PESHAWAR, Pakistan — Eight of the 10 Taliban militants convicted for their roles in the attempted assassination of Pakistani schoolgirl Malala Yousafzai have been cleared after appealing the case.
Salim Marwat, a police chief in Pakistan’s Swat Valley where the teen was shot in the head in 2012, told NBC News that after "eight people have been freed due to lack of proper proof and evidence against them."
In April, anti-terrorism judge Mohammad Amin Kundi found the 10 men guilty over the "planning and execution" of the attack and sentenced each of them to 25 years in jail.
Syed Naeem Khan, a prosecutor who worked on the case, said all 10 "confessed to their roles in the shooting before the judge."
However, they appealed the guilty verdict and the eight were subsequently acquitted.

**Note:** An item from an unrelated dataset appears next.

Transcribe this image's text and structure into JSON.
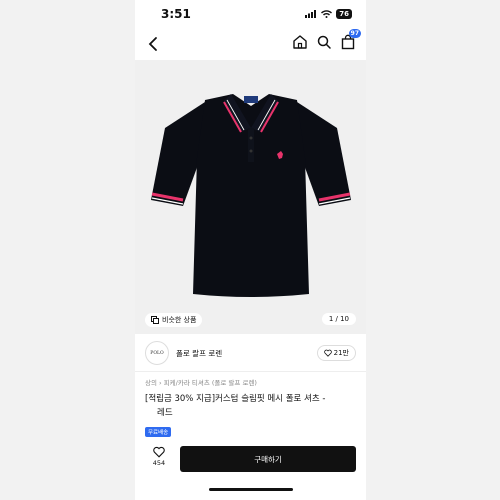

"Like other people, I don't understand why the two were only convicted," Khan added. "Why not all the 10 who had confessed their involvement in the attack on Malala?"
Prosecutors are now appealing the judge's decision.
The trial was held at a military facility due to security concerns.
Pakistan's Taliban claimed responsibility for the 2012 attack on the education activist, who last year became the youngest Nobel Peace Prize winner when she shared the award with Indian children's rights advocate Kailash Satyarthi.
Now 17, Yousafzai was gravely wounded in the Oct. 9, 2012, attack. She was taken to Britain for long-term treatment, including several surgeries. She remains in the country.
Henry Austin reported from London.